-- EXERCISE --
All of the entries below should be copied exactly as they appear.

Collection entries:
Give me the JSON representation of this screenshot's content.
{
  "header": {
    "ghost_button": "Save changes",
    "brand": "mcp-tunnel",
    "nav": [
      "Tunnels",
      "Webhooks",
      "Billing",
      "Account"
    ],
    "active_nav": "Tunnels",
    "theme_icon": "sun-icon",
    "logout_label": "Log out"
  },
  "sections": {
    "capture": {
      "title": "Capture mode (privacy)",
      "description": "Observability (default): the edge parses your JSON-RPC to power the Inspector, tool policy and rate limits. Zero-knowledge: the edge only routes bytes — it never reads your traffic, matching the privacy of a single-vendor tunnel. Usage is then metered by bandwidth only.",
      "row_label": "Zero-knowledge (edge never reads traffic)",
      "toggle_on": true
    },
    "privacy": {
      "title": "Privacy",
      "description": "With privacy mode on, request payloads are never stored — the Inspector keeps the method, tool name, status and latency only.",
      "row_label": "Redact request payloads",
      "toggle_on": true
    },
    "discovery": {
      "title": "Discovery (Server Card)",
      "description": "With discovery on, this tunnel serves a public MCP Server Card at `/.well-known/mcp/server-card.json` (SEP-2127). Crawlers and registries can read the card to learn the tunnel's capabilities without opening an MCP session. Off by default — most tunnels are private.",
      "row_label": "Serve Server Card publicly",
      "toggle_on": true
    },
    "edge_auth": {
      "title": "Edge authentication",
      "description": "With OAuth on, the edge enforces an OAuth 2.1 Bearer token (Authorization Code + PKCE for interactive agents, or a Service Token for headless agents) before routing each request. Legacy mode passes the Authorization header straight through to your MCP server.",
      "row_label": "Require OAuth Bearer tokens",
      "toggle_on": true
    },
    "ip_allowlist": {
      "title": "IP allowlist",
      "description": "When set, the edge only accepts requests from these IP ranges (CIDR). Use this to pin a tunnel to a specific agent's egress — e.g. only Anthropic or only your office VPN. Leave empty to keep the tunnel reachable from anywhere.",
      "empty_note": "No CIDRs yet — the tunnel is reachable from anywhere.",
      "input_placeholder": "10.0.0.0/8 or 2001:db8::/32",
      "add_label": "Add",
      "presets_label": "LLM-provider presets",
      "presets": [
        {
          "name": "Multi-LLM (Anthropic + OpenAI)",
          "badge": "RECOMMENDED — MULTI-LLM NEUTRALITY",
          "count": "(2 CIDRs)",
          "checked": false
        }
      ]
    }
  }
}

-- ANSWER SECTION --
Give me the JSON representation of this screenshot's content.
{
  "header": {
    "ghost_button": "Save changes",
    "brand": "mcp-tunnel",
    "nav": [
      "Tunnels",
      "Webhooks",
      "Billing",
      "Account"
    ],
    "active_nav": "Tunnels",
    "theme_icon": "sun-icon",
    "logout_label": "Log out"
  },
  "sections": {
    "capture": {
      "title": "Capture mode (privacy)",
      "description": "Observability (default): the edge parses your JSON-RPC to power the Inspector, tool policy and rate limits. Zero-knowledge: the edge only routes bytes — it never reads your traffic, matching the privacy of a single-vendor tunnel. Usage is then metered by bandwidth only.",
      "row_label": "Zero-knowledge (edge never reads traffic)",
      "toggle_on": true
    },
    "privacy": {
      "title": "Privacy",
      "description": "With privacy mode on, request payloads are never stored — the Inspector keeps the method, tool name, status and latency only.",
      "row_label": "Redact request payloads",
      "toggle_on": true
    },
    "discovery": {
      "title": "Discovery (Server Card)",
      "description": "With discovery on, this tunnel serves a public MCP Server Card at `/.well-known/mcp/server-card.json` (SEP-2127). Crawlers and registries can read the card to learn the tunnel's capabilities without opening an MCP session. Off by default — most tunnels are private.",
      "row_label": "Serve Server Card publicly",
      "toggle_on": true
    },
    "edge_auth": {
      "title": "Edge authentication",
      "description": "With OAuth on, the edge enforces an OAuth 2.1 Bearer token (Authorization Code + PKCE for interactive agents, or a Service Token for headless agents) before routing each request. Legacy mode passes the Authorization header straight through to your MCP server.",
      "row_label": "Require OAuth Bearer tokens",
      "toggle_on": true
    },
    "ip_allowlist": {
      "title": "IP allowlist",
      "description": "When set, the edge only accepts requests from these IP ranges (CIDR). Use this to pin a tunnel to a specific agent's egress — e.g. only Anthropic or only your office VPN. Leave empty to keep the tunnel reachable from anywhere.",
      "empty_note": "No CIDRs yet — the tunnel is reachable from anywhere.",
      "input_placeholder": "10.0.0.0/8 or 2001:db8::/32",
      "add_label": "Add",
      "presets_label": "LLM-provider presets",
      "presets": [
        {
          "name": "Multi-LLM (Anthropic + OpenAI)",
          "badge": "RECOMMENDED — MULTI-LLM NEUTRALITY",
          "count": "(2 CIDRs)",
          "checked": false
        }
      ]
    }
  }
}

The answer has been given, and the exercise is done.